Work item: Word for word, repeat each of the records below.

*** Record extracts ***

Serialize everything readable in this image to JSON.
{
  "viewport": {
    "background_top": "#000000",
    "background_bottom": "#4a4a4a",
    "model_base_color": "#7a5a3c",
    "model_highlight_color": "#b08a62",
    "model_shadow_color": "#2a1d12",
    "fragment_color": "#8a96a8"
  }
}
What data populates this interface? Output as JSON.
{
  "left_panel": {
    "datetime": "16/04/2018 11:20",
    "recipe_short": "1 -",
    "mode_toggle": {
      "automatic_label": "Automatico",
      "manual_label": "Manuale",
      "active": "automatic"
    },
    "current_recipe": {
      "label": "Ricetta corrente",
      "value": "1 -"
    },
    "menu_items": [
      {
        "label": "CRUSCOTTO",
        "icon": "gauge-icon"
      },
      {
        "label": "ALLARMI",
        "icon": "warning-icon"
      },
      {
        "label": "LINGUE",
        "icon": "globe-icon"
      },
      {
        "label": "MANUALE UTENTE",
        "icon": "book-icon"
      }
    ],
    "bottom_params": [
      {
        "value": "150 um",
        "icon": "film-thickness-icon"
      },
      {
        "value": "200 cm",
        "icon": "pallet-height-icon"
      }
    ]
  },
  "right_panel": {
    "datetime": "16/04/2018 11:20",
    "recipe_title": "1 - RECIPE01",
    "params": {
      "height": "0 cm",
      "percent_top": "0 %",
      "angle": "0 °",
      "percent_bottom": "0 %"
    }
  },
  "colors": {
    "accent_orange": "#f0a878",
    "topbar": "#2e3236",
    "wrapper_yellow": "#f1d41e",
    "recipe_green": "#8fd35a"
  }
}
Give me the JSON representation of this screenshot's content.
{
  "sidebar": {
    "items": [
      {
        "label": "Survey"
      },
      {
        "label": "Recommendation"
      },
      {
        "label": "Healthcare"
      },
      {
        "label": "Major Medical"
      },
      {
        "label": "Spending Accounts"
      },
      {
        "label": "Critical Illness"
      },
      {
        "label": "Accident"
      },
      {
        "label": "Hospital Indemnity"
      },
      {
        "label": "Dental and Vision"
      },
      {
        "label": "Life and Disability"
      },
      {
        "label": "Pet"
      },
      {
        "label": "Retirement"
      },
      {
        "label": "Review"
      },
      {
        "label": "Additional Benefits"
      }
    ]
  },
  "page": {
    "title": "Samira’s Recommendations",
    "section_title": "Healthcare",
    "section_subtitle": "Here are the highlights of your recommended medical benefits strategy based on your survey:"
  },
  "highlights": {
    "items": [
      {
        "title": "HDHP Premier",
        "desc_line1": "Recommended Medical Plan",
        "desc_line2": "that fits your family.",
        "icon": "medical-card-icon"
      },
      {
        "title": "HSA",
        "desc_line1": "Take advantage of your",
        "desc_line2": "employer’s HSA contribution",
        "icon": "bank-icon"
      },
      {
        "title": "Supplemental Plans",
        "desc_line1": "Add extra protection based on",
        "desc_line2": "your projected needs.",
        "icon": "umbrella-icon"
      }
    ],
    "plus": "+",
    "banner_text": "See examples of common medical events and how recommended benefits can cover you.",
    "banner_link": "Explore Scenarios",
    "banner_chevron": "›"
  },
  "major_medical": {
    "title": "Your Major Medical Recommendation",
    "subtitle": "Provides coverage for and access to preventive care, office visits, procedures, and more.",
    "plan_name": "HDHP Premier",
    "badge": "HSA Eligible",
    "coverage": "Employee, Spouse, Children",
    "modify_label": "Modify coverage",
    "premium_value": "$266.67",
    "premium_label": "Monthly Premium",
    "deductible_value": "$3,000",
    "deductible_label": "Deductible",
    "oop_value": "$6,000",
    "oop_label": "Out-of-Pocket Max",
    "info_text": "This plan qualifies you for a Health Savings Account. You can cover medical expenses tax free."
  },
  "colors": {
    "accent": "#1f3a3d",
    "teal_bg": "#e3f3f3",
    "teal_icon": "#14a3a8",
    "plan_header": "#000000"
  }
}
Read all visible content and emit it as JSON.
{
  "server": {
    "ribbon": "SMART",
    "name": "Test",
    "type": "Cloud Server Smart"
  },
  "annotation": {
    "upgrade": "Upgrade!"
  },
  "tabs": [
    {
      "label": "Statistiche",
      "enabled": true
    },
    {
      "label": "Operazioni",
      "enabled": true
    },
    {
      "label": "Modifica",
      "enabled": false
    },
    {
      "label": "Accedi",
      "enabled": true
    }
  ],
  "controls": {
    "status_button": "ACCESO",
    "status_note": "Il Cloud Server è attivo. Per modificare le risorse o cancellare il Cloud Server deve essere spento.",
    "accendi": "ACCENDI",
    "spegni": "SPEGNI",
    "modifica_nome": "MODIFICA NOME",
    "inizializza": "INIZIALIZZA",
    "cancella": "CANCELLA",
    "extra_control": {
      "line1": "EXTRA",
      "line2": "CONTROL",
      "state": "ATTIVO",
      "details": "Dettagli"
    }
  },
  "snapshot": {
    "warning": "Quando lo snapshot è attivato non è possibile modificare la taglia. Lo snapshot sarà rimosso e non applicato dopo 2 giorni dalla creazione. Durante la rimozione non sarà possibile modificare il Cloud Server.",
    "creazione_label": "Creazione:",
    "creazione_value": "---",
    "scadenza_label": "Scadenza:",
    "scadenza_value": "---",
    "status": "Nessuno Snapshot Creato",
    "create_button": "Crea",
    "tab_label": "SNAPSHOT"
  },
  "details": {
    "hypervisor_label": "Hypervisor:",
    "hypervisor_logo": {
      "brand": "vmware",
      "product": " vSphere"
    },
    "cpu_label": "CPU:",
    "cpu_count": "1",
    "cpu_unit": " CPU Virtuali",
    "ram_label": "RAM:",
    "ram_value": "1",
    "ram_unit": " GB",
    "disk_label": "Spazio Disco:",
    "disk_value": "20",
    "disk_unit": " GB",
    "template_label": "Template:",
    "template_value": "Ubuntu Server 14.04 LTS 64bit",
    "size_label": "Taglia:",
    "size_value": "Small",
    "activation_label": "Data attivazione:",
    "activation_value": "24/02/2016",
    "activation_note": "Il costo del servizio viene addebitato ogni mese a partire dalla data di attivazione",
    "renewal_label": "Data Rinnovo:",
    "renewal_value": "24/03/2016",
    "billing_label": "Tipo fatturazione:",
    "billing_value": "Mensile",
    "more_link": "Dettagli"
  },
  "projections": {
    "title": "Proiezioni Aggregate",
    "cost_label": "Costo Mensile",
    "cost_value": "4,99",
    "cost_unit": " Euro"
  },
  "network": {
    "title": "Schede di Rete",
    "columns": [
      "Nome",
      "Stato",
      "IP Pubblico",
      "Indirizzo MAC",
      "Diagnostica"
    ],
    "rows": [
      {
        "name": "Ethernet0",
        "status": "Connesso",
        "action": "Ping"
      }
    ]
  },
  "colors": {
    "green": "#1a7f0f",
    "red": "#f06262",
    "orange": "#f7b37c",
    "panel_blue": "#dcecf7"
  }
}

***

Result of the exercise:
Serialize everything readable in this image to JSON.
{
  "viewport": {
    "background_top": "#000000",
    "background_bottom": "#4a4a4a",
    "model_base_color": "#7a5a3c",
    "model_highlight_color": "#b08a62",
    "model_shadow_color": "#2a1d12",
    "fragment_color": "#8a96a8"
  }
}
What data populates this interface? Output as JSON.
{
  "left_panel": {
    "datetime": "16/04/2018 11:20",
    "recipe_short": "1 -",
    "mode_toggle": {
      "automatic_label": "Automatico",
      "manual_label": "Manuale",
      "active": "automatic"
    },
    "current_recipe": {
      "label": "Ricetta corrente",
      "value": "1 -"
    },
    "menu_items": [
      {
        "label": "CRUSCOTTO",
        "icon": "gauge-icon"
      },
      {
        "label": "ALLARMI",
        "icon": "warning-icon"
      },
      {
        "label": "LINGUE",
        "icon": "globe-icon"
      },
      {
        "label": "MANUALE UTENTE",
        "icon": "book-icon"
      }
    ],
    "bottom_params": [
      {
        "value": "150 um",
        "icon": "film-thickness-icon"
      },
      {
        "value": "200 cm",
        "icon": "pallet-height-icon"
      }
    ]
  },
  "right_panel": {
    "datetime": "16/04/2018 11:20",
    "recipe_title": "1 - RECIPE01",
    "params": {
      "height": "0 cm",
      "percent_top": "0 %",
      "angle": "0 °",
      "percent_bottom": "0 %"
    }
  },
  "colors": {
    "accent_orange": "#f0a878",
    "topbar": "#2e3236",
    "wrapper_yellow": "#f1d41e",
    "recipe_green": "#8fd35a"
  }
}
Give me the JSON representation of this screenshot's content.
{
  "sidebar": {
    "items": [
      {
        "label": "Survey"
      },
      {
        "label": "Recommendation"
      },
      {
        "label": "Healthcare"
      },
      {
        "label": "Major Medical"
      },
      {
        "label": "Spending Accounts"
      },
      {
        "label": "Critical Illness"
      },
      {
        "label": "Accident"
      },
      {
        "label": "Hospital Indemnity"
      },
      {
        "label": "Dental and Vision"
      },
      {
        "label": "Life and Disability"
      },
      {
        "label": "Pet"
      },
      {
        "label": "Retirement"
      },
      {
        "label": "Review"
      },
      {
        "label": "Additional Benefits"
      }
    ]
  },
  "page": {
    "title": "Samira’s Recommendations",
    "section_title": "Healthcare",
    "section_subtitle": "Here are the highlights of your recommended medical benefits strategy based on your survey:"
  },
  "highlights": {
    "items": [
      {
        "title": "HDHP Premier",
        "desc_line1": "Recommended Medical Plan",
        "desc_line2": "that fits your family.",
        "icon": "medical-card-icon"
      },
      {
        "title": "HSA",
        "desc_line1": "Take advantage of your",
        "desc_line2": "employer’s HSA contribution",
        "icon": "bank-icon"
      },
      {
        "title": "Supplemental Plans",
        "desc_line1": "Add extra protection based on",
        "desc_line2": "your projected needs.",
        "icon": "umbrella-icon"
      }
    ],
    "plus": "+",
    "banner_text": "See examples of common medical events and how recommended benefits can cover you.",
    "banner_link": "Explore Scenarios",
    "banner_chevron": "›"
  },
  "major_medical": {
    "title": "Your Major Medical Recommendation",
    "subtitle": "Provides coverage for and access to preventive care, office visits, procedures, and more.",
    "plan_name": "HDHP Premier",
    "badge": "HSA Eligible",
    "coverage": "Employee, Spouse, Children",
    "modify_label": "Modify coverage",
    "premium_value": "$266.67",
    "premium_label": "Monthly Premium",
    "deductible_value": "$3,000",
    "deductible_label": "Deductible",
    "oop_value": "$6,000",
    "oop_label": "Out-of-Pocket Max",
    "info_text": "This plan qualifies you for a Health Savings Account. You can cover medical expenses tax free."
  },
  "colors": {
    "accent": "#1f3a3d",
    "teal_bg": "#e3f3f3",
    "teal_icon": "#14a3a8",
    "plan_header": "#000000"
  }
}
Read all visible content and emit it as JSON.
{
  "server": {
    "ribbon": "SMART",
    "name": "Test",
    "type": "Cloud Server Smart"
  },
  "annotation": {
    "upgrade": "Upgrade!"
  },
  "tabs": [
    {
      "label": "Statistiche",
      "enabled": true
    },
    {
      "label": "Operazioni",
      "enabled": true
    },
    {
      "label": "Modifica",
      "enabled": false
    },
    {
      "label": "Accedi",
      "enabled": true
    }
  ],
  "controls": {
    "status_button": "ACCESO",
    "status_note": "Il Cloud Server è attivo. Per modificare le risorse o cancellare il Cloud Server deve essere spento.",
    "accendi": "ACCENDI",
    "spegni": "SPEGNI",
    "modifica_nome": "MODIFICA NOME",
    "inizializza": "INIZIALIZZA",
    "cancella": "CANCELLA",
    "extra_control": {
      "line1": "EXTRA",
      "line2": "CONTROL",
      "state": "ATTIVO",
      "details": "Dettagli"
    }
  },
  "snapshot": {
    "warning": "Quando lo snapshot è attivato non è possibile modificare la taglia. Lo snapshot sarà rimosso e non applicato dopo 2 giorni dalla creazione. Durante la rimozione non sarà possibile modificare il Cloud Server.",
    "creazione_label": "Creazione:",
    "creazione_value": "---",
    "scadenza_label": "Scadenza:",
    "scadenza_value": "---",
    "status": "Nessuno Snapshot Creato",
    "create_button": "Crea",
    "tab_label": "SNAPSHOT"
  },
  "details": {
    "hypervisor_label": "Hypervisor:",
    "hypervisor_logo": {
      "brand": "vmware",
      "product": " vSphere"
    },
    "cpu_label": "CPU:",
    "cpu_count": "1",
    "cpu_unit": " CPU Virtuali",
    "ram_label": "RAM:",
    "ram_value": "1",
    "ram_unit": " GB",
    "disk_label": "Spazio Disco:",
    "disk_value": "20",
    "disk_unit": " GB",
    "template_label": "Template:",
    "template_value": "Ubuntu Server 14.04 LTS 64bit",
    "size_label": "Taglia:",
    "size_value": "Small",
    "activation_label": "Data attivazione:",
    "activation_value": "24/02/2016",
    "activation_note": "Il costo del servizio viene addebitato ogni mese a partire dalla data di attivazione",
    "renewal_label": "Data Rinnovo:",
    "renewal_value": "24/03/2016",
    "billing_label": "Tipo fatturazione:",
    "billing_value": "Mensile",
    "more_link": "Dettagli"
  },
  "projections": {
    "title": "Proiezioni Aggregate",
    "cost_label": "Costo Mensile",
    "cost_value": "4,99",
    "cost_unit": " Euro"
  },
  "network": {
    "title": "Schede di Rete",
    "columns": [
      "Nome",
      "Stato",
      "IP Pubblico",
      "Indirizzo MAC",
      "Diagnostica"
    ],
    "rows": [
      {
        "name": "Ethernet0",
        "status": "Connesso",
        "action": "Ping"
      }
    ]
  },
  "colors": {
    "green": "#1a7f0f",
    "red": "#f06262",
    "orange": "#f7b37c",
    "panel_blue": "#dcecf7"
  }
}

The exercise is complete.